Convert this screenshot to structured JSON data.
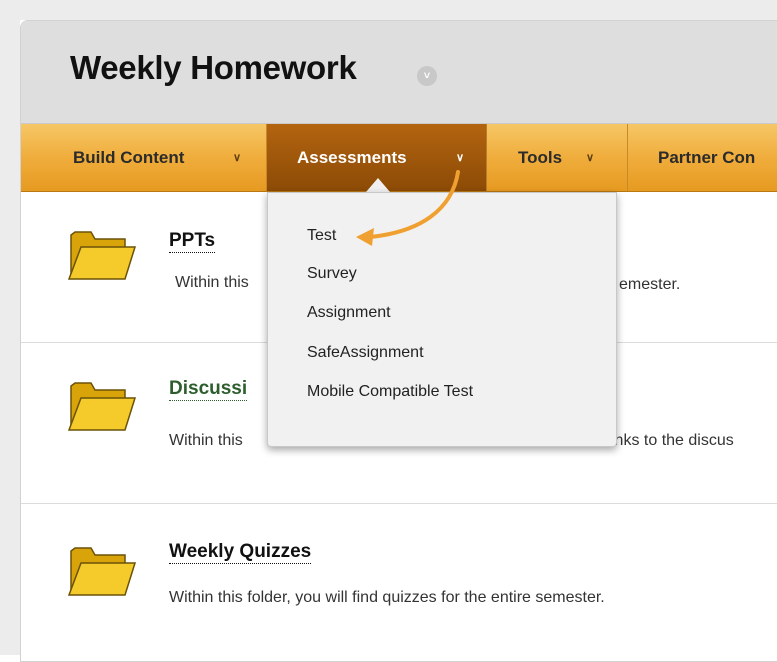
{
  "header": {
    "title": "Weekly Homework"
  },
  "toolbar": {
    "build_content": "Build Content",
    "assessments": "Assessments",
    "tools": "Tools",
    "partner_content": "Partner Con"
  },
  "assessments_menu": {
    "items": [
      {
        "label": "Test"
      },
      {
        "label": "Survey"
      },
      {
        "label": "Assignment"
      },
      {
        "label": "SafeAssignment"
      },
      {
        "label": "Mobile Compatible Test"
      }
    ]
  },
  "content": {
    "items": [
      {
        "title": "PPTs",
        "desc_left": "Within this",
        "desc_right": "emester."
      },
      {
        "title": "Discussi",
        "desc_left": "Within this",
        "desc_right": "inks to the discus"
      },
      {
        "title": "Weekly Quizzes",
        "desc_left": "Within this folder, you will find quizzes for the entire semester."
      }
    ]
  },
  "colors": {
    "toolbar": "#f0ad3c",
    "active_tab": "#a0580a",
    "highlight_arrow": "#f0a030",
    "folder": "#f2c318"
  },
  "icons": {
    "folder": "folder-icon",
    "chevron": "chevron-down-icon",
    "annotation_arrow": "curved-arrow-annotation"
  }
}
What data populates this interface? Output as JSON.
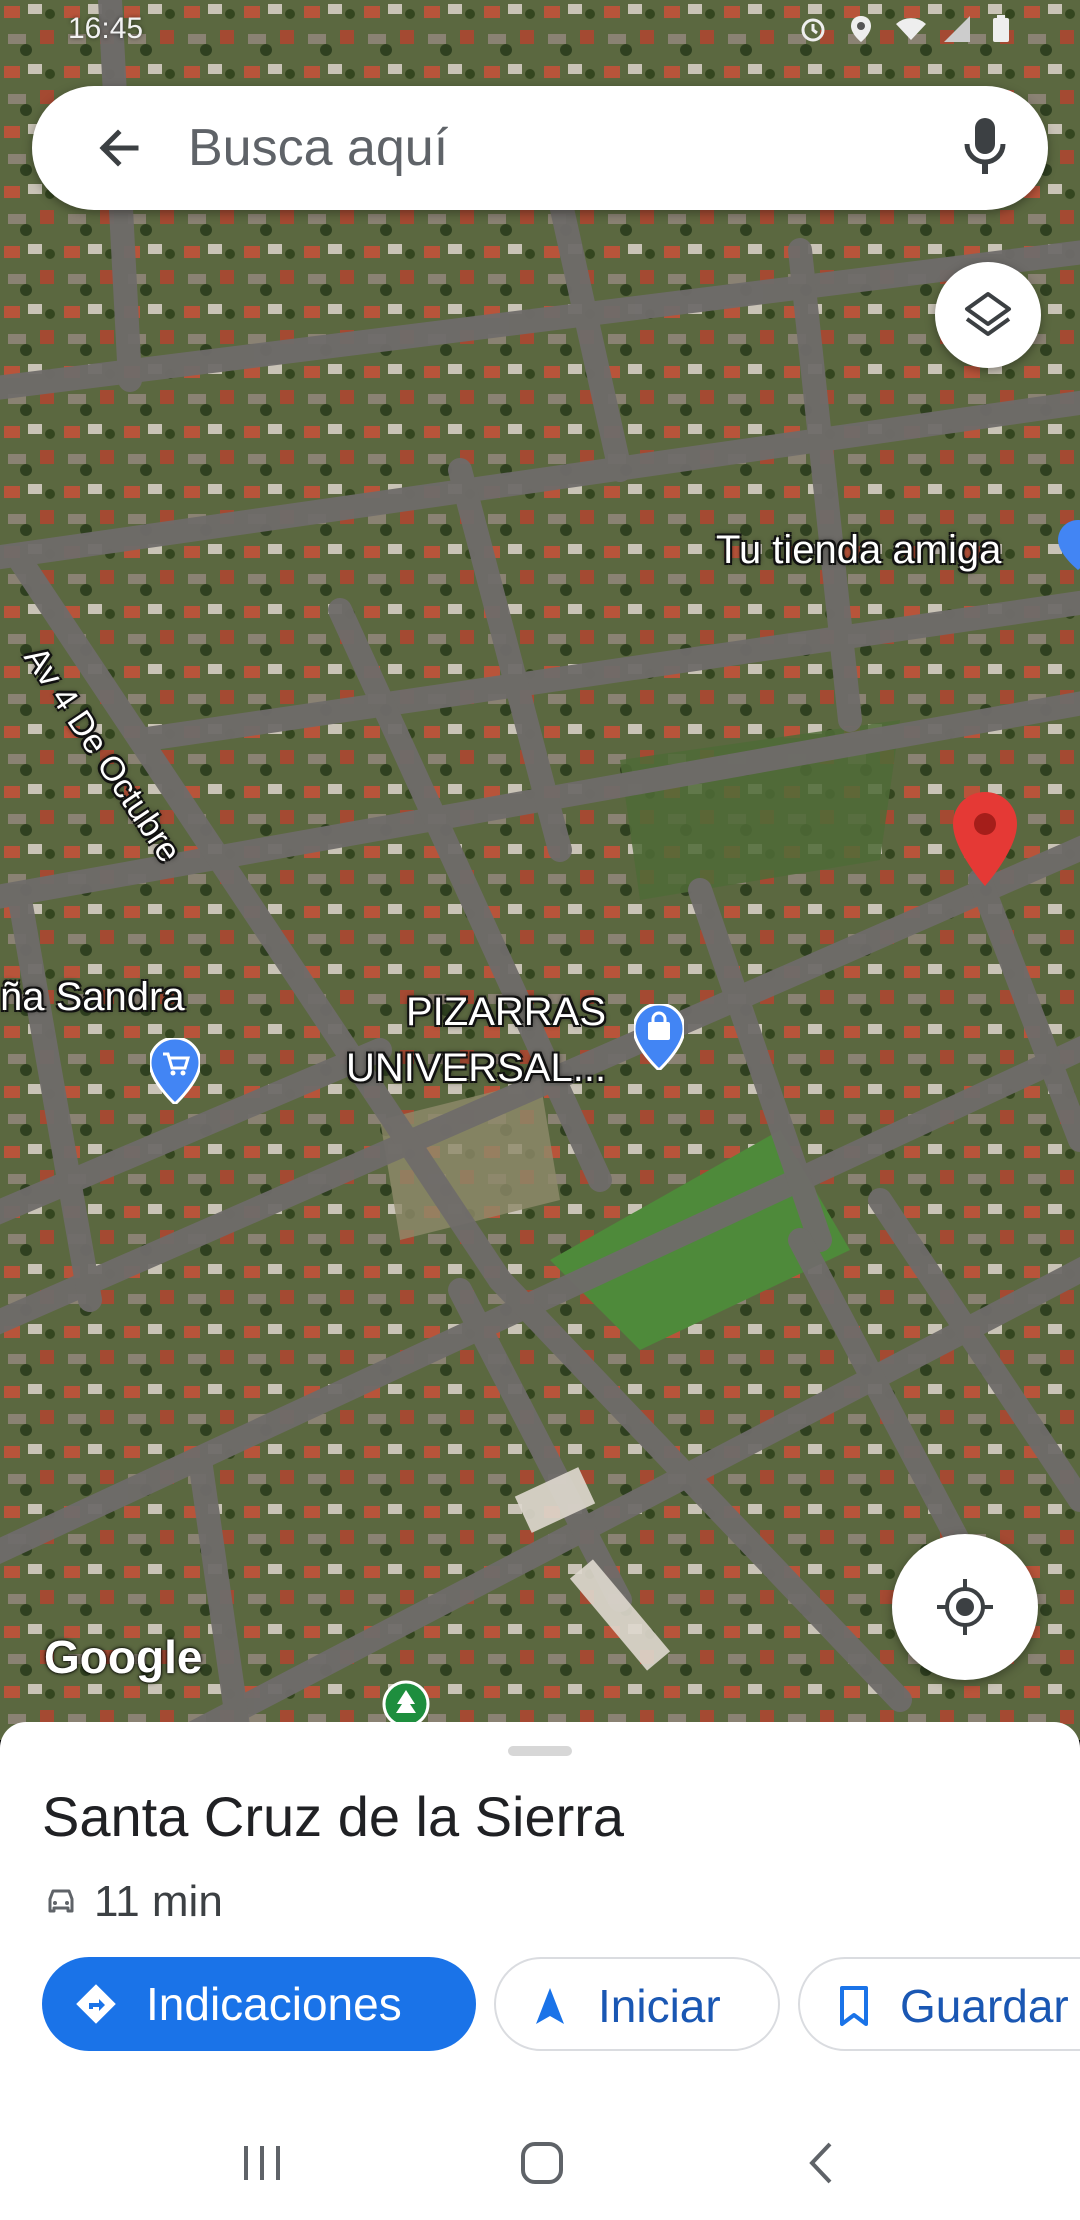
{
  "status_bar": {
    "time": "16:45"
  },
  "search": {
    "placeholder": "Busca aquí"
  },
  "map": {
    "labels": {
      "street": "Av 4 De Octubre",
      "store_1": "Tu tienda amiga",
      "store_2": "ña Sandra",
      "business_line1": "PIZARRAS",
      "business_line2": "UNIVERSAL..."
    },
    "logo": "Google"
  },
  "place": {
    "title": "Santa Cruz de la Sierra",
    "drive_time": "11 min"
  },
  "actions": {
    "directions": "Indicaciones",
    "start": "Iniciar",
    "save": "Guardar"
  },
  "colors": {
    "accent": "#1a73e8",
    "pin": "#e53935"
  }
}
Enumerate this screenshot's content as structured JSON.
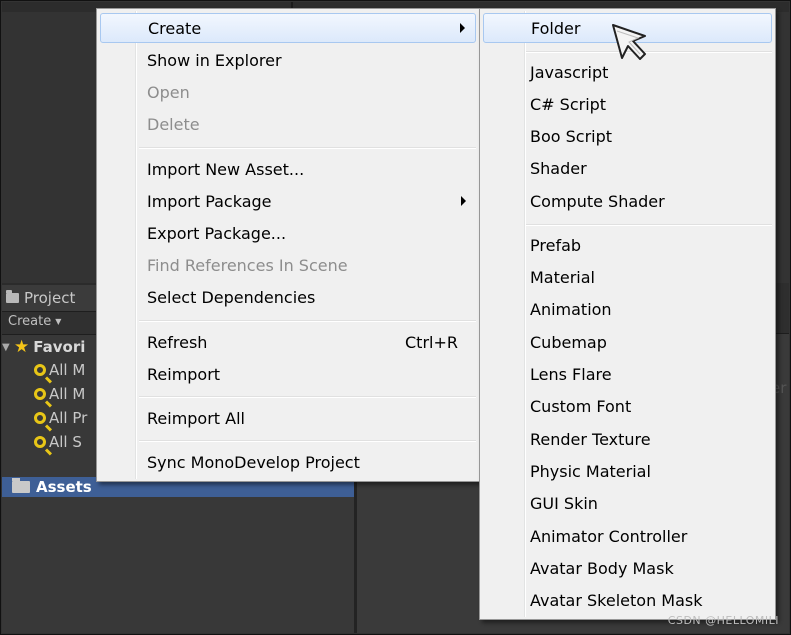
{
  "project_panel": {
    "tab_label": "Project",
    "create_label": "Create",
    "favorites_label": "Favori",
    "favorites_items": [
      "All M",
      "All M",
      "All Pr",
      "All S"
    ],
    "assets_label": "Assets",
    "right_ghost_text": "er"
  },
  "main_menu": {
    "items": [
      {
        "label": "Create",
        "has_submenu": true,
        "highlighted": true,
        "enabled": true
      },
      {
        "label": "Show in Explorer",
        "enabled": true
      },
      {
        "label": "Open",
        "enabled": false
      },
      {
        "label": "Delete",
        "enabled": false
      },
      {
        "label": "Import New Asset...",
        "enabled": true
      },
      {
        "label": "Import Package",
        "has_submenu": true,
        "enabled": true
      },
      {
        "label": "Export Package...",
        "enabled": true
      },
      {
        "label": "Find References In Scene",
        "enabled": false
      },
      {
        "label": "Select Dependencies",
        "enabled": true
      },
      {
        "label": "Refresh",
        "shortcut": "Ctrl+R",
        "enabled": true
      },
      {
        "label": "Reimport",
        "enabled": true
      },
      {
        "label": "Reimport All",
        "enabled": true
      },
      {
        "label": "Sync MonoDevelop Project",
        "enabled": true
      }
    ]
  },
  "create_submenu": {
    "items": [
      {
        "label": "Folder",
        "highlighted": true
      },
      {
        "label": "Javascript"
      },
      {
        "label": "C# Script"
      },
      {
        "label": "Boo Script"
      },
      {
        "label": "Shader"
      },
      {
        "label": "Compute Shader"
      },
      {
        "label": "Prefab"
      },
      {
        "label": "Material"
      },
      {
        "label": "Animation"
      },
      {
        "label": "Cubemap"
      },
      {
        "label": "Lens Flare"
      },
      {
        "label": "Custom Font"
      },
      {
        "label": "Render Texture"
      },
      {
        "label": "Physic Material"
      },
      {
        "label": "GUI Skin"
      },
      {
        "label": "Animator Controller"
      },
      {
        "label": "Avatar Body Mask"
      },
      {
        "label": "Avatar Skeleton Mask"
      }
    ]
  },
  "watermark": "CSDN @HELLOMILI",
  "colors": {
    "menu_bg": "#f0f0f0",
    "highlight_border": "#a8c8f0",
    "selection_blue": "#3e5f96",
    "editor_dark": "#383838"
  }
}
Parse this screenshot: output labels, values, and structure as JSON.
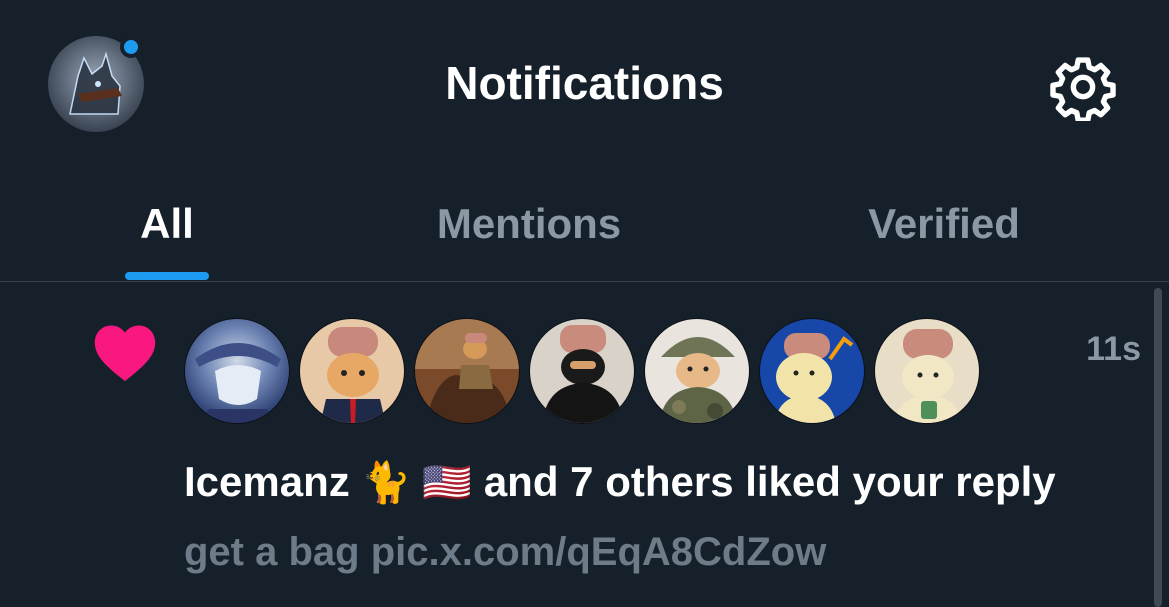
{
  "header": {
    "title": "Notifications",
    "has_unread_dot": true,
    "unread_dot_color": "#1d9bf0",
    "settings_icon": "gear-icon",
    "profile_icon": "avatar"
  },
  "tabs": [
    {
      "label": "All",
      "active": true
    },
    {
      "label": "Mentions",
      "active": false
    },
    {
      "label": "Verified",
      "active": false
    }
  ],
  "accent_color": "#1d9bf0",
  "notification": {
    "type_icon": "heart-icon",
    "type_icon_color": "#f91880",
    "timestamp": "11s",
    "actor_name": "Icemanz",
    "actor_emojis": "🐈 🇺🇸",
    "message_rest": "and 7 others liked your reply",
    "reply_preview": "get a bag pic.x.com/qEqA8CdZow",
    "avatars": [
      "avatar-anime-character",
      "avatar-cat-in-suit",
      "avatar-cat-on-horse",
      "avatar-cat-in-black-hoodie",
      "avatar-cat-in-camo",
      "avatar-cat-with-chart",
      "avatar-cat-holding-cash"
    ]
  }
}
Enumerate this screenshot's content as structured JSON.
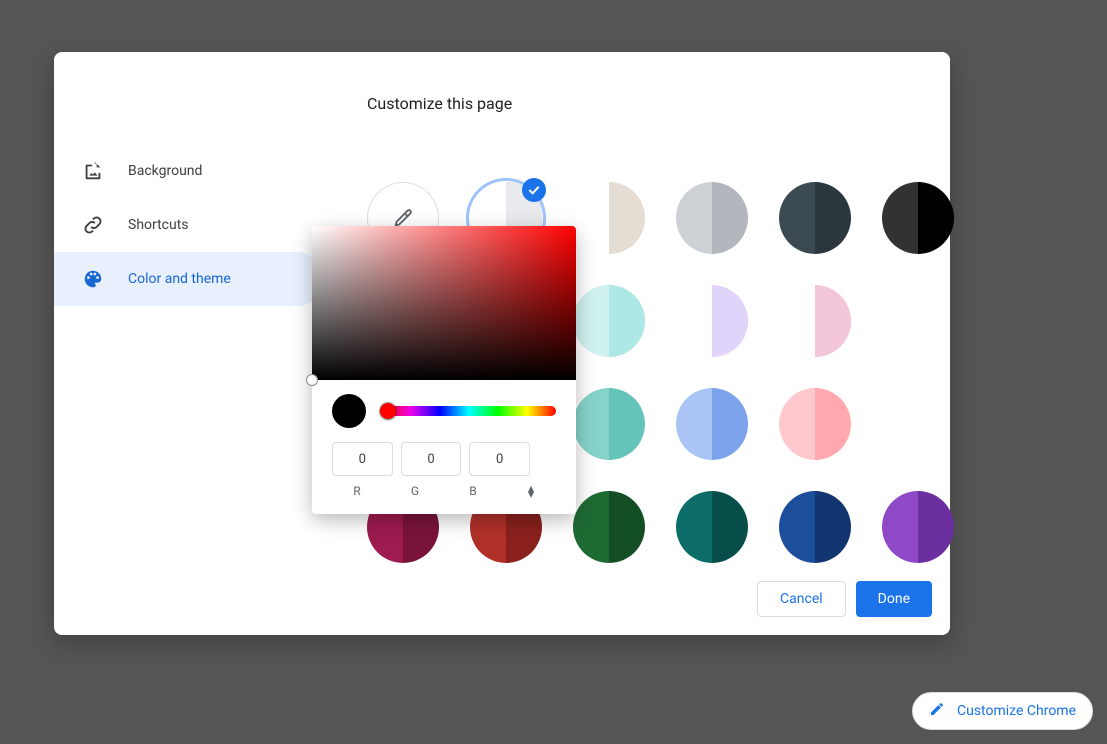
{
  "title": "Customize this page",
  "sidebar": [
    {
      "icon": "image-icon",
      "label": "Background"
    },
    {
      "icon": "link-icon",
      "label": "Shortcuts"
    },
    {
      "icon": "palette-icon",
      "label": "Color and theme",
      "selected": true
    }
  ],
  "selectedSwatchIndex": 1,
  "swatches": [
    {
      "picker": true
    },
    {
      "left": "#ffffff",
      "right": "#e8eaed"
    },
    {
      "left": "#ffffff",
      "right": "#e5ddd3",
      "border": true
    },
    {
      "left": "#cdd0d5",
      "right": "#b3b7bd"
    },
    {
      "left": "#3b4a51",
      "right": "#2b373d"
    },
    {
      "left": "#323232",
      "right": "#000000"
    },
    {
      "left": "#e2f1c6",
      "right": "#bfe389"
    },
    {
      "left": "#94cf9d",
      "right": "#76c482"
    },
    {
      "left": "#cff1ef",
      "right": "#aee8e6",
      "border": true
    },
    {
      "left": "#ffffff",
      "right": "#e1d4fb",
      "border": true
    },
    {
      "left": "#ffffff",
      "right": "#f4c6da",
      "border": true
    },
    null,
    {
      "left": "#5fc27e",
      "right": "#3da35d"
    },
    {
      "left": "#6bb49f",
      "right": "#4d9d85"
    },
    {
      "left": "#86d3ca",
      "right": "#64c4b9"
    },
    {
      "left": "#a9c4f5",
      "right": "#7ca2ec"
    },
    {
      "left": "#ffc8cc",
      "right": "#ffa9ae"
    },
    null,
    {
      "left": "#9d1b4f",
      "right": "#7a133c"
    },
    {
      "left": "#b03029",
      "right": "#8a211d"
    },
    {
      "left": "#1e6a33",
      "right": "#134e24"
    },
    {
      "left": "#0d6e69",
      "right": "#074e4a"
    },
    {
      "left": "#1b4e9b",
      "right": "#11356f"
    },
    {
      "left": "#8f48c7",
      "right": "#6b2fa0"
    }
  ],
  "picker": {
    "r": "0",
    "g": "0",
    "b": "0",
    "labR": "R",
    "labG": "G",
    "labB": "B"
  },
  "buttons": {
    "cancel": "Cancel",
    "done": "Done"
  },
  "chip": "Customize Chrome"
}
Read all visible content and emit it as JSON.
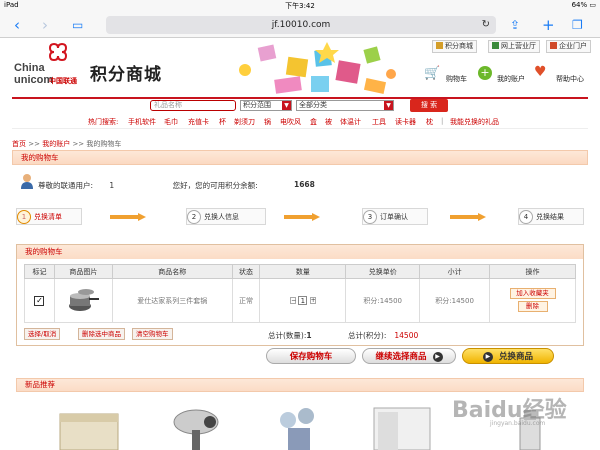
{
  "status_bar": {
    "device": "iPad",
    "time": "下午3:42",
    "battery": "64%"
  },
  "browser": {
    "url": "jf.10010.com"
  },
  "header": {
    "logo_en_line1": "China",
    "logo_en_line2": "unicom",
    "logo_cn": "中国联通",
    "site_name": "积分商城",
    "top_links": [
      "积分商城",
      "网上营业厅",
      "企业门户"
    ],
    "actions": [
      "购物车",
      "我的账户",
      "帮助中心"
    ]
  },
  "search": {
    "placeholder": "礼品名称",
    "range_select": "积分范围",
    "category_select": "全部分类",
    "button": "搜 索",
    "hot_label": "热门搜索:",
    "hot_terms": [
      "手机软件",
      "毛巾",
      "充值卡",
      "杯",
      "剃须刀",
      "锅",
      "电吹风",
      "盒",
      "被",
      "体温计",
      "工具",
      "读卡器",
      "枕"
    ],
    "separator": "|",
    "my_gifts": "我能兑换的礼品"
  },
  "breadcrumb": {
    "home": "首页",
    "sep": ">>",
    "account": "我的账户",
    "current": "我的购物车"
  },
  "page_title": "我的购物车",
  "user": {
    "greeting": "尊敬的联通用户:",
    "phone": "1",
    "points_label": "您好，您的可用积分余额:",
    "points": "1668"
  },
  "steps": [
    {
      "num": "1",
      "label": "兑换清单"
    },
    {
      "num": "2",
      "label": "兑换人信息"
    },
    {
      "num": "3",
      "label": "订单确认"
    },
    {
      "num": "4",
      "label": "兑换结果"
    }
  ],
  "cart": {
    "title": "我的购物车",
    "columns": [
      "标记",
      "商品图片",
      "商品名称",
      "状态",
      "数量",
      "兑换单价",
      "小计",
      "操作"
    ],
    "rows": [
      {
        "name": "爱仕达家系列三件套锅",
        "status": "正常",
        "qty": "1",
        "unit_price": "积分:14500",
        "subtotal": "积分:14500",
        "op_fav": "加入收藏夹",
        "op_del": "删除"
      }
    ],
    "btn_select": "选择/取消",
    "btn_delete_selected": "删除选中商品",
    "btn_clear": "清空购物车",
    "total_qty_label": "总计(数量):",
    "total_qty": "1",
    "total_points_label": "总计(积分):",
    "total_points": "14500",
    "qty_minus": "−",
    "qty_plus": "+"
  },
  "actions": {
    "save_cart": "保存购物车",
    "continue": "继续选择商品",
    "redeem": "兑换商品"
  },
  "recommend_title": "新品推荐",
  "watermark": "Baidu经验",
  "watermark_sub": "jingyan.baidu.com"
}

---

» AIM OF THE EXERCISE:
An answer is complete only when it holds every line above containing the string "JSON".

» TASK OUTPUT:
Convert this screenshot to structured JSON data.
What data populates this interface? Output as JSON.
Enumerate this screenshot's content as structured JSON.
Parse this screenshot: output labels, values, and structure as JSON.
Enumerate this screenshot's content as structured JSON.
Read all visible content and emit it as JSON.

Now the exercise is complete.